I am very pleased to report that my Mummy and Daddy have finally understood the benefits of eating…. birdie food! When I woke up this morning, I was very happy to find Mummy cooking millet. Now before you rush into any conclusions, please rest assured that this wasn’t because our pantry was so bare that Mummy had to raid the container of parrot food, this was all part of our attempt to introduce more wholegrains into our menu and experiment with the ones we had never used before.
Despite the fact that millet had never been cooked in the Bistro kitchen before, we were rather surprised to find out that it is one of the oldest grains to be cultivated for human consumption. Even today, it is a staple meal ingredient for people living in various parts of the world from China to Egypt, most likely due to its high nutritional content, as well as the fact that it can grow in harsh climate and soil conditions which are unsuitable for growing other types of grains.
These lovely little yellow beads have a beautifully sweet flavour – no wonder Jerry loves his millet sprays so much :-) – and are very nutritious due to their high content of protein and fibre, as well as vitamins and minerals, most notably iron.
We’ve found that millet can take quite a while to cook, so this is not a suitable quick breakfast option, but it’s definitely worth trying if you have the time. It also proved to be a good summer breakfast option, as it’s a lot lighter than a traditional porridge and it cools quickly when mixed with cold milk.
Millet is probably a wonderful candidate for pressure cooking but, since we didn’t use this method today, we are unable to comment on it. However, as we still have half a bag of uncooked millet in the pantry, we will report on the pressure cooking method sometime soon.
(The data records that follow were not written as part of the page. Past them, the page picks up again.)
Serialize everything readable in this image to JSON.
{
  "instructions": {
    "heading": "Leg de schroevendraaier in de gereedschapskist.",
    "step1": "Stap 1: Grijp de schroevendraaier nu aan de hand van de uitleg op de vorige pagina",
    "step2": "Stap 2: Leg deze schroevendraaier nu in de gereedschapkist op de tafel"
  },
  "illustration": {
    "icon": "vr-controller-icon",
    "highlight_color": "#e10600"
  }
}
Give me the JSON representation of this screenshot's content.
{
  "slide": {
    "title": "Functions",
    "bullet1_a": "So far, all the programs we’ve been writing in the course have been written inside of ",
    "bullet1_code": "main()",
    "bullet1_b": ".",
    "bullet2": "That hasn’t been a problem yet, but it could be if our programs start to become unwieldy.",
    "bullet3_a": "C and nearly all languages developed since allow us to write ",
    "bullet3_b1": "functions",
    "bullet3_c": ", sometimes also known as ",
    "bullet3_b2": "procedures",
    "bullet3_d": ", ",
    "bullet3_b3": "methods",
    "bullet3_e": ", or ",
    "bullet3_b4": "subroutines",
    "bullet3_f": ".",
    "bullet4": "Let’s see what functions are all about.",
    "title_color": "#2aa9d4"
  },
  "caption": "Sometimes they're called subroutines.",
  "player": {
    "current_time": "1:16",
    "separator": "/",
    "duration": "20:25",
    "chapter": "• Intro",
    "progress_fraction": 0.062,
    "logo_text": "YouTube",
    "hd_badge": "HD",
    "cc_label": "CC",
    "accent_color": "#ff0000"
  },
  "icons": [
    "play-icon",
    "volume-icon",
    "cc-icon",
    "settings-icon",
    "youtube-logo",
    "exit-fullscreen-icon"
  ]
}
Breakfast Millet and Berries
½ cup dry millet, well rinsed in hot water
1 ½ cups water
1 cup cold milk
2 tsp honey
2 tbsp chopped lightly roasted almonds (or toasted almond flakes if you have them)
4 tbsp lightly toasted coconut flakes
200 g fresh berries (we used a mixture of blackberries and raspberries, but any berries will do)
Bring the water to the boil, then add the millet and simmer, covered, for about 30 – 45 minutes, until the water is absorbed. Check regularly and add more water if necessary. Test the grains after 30 minutes and stop the cooking process when they have reached your desired consistency. Let it rest, covered, for about 10 minutes.
Divide between serving bowls.
Spoon milk, honey, almonds and coconut flakes over the millet and mix gently to ensure everything is combined.
Top with berries and serve. Serves 2.